- Shopping Bag ( 0 items )
From The CriticsReviewer: Thomas Christoffel, JD (University of Illinois at Chicago)
Description: This is the fifth edition of a review of the leading legal issues relevant to health care delivery and health care administration.
Purpose: The authors' stated purpose is "to arm the health care professional with a working knowledge of health law." This is a worthy objective in principle; however, it is a quite difficult objective to achieve, for without some general understanding of law and the operation of the legal system to provide context, isolated legal information can be as confusing as helpful. The authors overcome this difficulty only to a quite limited extent.
Audience: More to the point, however, is the question of how the reader is to use this book (i.e., read it cover to cover, consult it as a reference, etc.). The answer is not at all clear, which may simply be a result of the difficulty of the objective.
Features: This is not the type of book that requires, or has, illustrations. The references are not useful. The table of contents and the index are satisfactory, but the organization of the book itself is sometimes confusing (e.g., the leading refusal-of-treatment case is discussed under "defining death" rather than under "refusal of treatment"). The overall appearance of the book is satisfactory.
Assessment: This book would have been significantly improved if the authors had devoted more attention to (1) determining what their audience needed to understand and (2) how to provide that understanding. Instead, the book comes closer to being a simple cataloging (or, at best, a pedestrian review) of miscellaneous health law topics.
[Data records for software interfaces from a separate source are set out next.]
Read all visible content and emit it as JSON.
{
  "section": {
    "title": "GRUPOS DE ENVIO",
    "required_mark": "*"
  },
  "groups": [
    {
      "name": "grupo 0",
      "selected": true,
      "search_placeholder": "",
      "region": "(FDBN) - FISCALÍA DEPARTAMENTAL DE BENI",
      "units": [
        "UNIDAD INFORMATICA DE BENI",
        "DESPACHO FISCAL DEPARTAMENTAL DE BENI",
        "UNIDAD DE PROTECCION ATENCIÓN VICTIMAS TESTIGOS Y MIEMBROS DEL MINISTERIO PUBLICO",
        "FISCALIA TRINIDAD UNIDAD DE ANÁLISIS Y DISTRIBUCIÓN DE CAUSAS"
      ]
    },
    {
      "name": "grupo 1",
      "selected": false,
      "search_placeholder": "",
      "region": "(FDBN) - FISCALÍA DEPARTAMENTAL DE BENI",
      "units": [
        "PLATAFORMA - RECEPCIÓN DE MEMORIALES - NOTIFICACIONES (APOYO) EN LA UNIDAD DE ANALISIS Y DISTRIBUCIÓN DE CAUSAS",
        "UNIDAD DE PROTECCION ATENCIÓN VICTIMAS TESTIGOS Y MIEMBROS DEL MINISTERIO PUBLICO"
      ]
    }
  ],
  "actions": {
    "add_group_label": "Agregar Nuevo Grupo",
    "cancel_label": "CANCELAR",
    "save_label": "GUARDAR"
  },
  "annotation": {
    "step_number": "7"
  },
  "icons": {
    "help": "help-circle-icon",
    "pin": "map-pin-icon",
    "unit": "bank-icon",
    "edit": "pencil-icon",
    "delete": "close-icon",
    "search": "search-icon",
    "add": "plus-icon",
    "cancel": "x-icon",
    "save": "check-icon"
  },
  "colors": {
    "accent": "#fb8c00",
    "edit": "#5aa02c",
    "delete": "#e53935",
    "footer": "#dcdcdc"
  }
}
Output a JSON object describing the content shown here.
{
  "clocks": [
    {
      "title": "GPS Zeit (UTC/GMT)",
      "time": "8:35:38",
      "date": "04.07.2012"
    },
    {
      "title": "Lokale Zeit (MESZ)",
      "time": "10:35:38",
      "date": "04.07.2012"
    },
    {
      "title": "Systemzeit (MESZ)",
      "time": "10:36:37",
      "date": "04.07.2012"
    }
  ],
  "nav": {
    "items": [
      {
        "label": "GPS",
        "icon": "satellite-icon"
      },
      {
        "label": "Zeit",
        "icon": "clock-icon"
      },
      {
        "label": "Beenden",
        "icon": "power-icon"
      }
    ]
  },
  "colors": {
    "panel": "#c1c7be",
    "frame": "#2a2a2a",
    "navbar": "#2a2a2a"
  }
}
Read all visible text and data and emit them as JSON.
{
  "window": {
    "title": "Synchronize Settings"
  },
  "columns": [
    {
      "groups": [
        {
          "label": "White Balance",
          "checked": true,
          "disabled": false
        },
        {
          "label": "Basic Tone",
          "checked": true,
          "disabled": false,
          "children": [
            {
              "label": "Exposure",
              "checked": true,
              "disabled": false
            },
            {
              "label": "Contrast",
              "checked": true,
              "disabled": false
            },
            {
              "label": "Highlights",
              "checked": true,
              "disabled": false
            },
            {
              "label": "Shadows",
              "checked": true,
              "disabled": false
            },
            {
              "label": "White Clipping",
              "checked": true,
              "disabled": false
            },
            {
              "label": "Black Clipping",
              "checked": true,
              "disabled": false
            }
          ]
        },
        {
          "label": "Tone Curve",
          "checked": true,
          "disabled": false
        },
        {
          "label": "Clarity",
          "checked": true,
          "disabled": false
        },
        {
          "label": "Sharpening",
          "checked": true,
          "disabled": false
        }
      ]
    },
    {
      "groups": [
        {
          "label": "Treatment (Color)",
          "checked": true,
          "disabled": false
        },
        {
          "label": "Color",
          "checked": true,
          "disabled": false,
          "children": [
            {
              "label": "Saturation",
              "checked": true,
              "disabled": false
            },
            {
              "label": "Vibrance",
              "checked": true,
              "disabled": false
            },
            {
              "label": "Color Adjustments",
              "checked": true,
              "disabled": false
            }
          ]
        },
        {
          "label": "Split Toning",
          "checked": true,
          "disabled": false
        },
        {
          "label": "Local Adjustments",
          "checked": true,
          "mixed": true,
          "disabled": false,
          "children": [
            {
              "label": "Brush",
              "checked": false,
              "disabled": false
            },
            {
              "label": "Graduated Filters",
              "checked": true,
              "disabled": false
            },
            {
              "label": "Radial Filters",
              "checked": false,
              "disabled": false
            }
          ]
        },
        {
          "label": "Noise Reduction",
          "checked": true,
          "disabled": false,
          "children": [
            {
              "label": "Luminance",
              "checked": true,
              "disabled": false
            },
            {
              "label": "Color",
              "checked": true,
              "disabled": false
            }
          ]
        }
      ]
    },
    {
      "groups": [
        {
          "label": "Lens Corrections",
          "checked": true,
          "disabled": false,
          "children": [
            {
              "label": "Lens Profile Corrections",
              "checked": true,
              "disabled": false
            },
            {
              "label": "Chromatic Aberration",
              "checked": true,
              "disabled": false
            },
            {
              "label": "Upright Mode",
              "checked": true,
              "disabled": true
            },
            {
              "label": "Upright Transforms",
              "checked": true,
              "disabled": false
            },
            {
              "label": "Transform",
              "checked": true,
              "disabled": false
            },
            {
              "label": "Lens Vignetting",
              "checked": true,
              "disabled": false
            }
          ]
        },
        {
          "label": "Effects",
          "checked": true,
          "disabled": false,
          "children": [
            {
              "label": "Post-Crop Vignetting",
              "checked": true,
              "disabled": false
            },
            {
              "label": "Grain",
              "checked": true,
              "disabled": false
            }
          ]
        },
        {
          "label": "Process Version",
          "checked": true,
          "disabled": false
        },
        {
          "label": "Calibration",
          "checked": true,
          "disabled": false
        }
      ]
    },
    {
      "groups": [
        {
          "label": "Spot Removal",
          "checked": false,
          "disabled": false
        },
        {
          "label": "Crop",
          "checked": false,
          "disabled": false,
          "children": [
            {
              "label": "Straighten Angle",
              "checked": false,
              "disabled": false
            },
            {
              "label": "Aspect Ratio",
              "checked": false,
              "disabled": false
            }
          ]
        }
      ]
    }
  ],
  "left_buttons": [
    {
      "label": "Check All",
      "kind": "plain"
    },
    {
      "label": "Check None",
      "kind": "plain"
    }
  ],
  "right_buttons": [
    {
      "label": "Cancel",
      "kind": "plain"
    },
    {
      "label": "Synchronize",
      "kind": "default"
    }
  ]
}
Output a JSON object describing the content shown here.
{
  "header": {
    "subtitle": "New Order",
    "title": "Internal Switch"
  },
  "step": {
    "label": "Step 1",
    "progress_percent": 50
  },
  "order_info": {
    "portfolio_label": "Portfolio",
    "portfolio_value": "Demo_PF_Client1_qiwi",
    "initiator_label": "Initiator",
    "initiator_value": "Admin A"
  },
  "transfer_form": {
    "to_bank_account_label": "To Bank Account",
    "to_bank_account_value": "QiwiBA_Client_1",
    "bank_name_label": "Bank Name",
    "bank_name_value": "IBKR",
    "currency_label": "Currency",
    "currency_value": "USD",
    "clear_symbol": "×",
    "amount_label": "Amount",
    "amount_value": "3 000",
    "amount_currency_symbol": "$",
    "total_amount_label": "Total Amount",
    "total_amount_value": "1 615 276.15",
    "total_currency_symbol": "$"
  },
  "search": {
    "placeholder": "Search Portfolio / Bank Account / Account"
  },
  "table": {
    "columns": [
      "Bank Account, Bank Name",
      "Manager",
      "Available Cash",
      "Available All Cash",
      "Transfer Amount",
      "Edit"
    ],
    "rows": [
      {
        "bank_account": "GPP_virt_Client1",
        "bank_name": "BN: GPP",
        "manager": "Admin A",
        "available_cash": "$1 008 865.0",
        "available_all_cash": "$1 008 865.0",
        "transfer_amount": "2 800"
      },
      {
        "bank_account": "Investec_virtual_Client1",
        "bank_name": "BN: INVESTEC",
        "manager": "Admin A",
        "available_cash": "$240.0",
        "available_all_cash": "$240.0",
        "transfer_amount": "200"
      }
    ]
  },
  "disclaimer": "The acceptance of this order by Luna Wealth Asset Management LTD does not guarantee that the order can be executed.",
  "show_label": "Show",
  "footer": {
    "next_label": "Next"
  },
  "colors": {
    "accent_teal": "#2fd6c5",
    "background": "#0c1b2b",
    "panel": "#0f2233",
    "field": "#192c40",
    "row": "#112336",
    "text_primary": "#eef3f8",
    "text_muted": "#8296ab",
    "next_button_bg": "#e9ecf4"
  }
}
It lacks the discrimination and guidance for the reader that could have made it more useful.